On the surface, one has to applaud the effort.  Maybe this was an instance of Amazon throwing their weight around that required a significant response from a major retailer to help publishers see that such behavior is unacceptable.  That sentiment lasts right up until the realization that at this time Barnes & Noble does not in any way offer electronic comic publications.

The chain has decided that they are so dedicated to the principal on this issue that they are willing to turn away customers at the door rather than allow Amazon’s Kindle Fire access to something the Nook Color has not even tried to exploit after a year on the market.  Now not only with B&N customers not be able to download their comics, they can’t get physical copies except through the B&N website.  Stores have even been instructed to turn away special orders.  No copy will be allowed to enter the store, no matter how much you want to give your money to Barnes & Noble.

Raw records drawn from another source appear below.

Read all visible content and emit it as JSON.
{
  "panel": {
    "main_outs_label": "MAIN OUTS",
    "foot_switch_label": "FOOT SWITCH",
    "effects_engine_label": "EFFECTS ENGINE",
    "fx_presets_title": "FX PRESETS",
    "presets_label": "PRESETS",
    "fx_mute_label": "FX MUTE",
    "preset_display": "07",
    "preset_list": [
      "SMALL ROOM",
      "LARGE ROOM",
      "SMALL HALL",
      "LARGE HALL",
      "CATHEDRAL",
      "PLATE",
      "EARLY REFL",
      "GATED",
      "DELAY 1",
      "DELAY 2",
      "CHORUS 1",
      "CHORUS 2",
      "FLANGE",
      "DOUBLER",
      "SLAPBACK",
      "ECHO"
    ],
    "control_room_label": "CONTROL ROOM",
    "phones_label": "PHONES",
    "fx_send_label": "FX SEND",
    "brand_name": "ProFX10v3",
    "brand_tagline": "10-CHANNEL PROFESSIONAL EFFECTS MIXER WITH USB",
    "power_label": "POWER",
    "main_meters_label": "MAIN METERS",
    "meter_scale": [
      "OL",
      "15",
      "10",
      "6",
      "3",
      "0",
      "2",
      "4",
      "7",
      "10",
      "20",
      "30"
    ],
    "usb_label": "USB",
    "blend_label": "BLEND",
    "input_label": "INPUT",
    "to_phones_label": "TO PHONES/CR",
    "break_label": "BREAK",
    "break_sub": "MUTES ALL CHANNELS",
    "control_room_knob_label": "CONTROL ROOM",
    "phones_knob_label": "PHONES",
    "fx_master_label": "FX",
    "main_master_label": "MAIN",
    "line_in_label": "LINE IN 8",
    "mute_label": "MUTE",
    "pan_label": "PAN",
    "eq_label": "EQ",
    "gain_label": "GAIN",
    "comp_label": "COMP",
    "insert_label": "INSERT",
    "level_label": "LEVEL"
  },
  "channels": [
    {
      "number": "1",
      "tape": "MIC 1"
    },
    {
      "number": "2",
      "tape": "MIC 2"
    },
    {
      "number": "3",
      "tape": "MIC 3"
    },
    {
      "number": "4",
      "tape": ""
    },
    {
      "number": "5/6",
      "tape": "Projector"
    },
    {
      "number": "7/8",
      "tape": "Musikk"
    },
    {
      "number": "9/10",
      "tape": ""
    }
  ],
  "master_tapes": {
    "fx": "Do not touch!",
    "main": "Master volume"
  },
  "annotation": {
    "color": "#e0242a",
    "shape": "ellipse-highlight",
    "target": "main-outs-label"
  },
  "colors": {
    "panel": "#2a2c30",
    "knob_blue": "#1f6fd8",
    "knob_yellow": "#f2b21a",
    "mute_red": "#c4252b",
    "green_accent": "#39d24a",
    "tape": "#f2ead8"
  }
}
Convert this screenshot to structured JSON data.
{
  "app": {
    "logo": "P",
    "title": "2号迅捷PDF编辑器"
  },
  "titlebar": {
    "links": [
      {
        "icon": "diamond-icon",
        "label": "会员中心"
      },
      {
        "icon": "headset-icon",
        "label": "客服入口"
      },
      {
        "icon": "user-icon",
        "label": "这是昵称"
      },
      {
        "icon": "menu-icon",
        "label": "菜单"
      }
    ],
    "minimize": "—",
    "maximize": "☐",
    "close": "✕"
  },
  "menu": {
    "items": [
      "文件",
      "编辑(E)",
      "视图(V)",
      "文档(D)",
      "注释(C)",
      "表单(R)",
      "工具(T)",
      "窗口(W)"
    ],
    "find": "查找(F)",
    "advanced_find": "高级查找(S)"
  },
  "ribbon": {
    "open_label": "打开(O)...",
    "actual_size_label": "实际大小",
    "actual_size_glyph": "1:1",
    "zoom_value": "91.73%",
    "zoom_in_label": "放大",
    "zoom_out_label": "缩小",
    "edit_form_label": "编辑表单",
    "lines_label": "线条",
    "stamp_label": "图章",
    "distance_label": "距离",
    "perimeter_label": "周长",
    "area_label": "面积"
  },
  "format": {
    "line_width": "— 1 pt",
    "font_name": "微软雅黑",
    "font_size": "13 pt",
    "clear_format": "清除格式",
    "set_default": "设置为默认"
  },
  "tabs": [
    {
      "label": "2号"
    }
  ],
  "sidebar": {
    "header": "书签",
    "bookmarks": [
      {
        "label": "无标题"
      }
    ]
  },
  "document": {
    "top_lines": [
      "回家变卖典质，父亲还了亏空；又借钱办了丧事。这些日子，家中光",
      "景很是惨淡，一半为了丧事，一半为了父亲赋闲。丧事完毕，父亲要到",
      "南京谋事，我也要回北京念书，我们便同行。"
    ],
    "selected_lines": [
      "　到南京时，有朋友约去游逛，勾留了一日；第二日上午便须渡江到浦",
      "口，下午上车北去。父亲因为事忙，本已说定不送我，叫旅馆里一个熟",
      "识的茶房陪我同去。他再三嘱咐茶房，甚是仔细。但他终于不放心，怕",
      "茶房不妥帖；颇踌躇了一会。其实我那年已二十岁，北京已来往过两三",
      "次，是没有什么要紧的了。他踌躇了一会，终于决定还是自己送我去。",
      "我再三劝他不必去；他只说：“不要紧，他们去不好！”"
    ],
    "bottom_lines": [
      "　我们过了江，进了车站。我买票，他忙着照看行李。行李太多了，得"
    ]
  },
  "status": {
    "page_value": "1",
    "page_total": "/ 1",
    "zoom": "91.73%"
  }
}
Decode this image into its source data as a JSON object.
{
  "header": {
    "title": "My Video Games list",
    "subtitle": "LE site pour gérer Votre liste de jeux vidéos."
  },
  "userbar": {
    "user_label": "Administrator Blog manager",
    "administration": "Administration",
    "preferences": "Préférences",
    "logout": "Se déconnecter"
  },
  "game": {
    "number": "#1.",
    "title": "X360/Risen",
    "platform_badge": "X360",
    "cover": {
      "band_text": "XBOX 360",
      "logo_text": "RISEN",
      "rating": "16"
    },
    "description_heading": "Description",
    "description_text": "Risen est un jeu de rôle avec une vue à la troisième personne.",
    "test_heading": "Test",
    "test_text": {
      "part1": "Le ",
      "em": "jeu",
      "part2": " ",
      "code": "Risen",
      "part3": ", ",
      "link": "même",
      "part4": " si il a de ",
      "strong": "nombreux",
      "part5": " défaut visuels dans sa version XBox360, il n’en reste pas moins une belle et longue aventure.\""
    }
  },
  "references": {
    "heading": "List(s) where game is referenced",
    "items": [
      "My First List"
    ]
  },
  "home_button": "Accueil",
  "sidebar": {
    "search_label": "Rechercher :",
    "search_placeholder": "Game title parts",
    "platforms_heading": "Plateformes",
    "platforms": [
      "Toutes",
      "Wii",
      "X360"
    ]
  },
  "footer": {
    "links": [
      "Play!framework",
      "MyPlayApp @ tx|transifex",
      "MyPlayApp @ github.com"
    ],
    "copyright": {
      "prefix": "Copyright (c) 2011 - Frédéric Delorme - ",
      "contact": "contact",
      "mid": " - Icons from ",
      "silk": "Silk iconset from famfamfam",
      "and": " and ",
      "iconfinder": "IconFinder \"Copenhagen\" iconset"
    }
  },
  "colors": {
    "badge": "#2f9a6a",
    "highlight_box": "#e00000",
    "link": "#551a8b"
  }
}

In the end, I see this hurting nobody but B&N, their customers, and the creators of the works in question.  Nobody wins but Amazon and customers have one more reason to avoid dealing with anybody else.  While this could have been quickly remedied with a quiet apology for initial overreaction, there is no excuse for letting it continue and treating customers this poorly, especially at a time when they are faced with a superior competing product.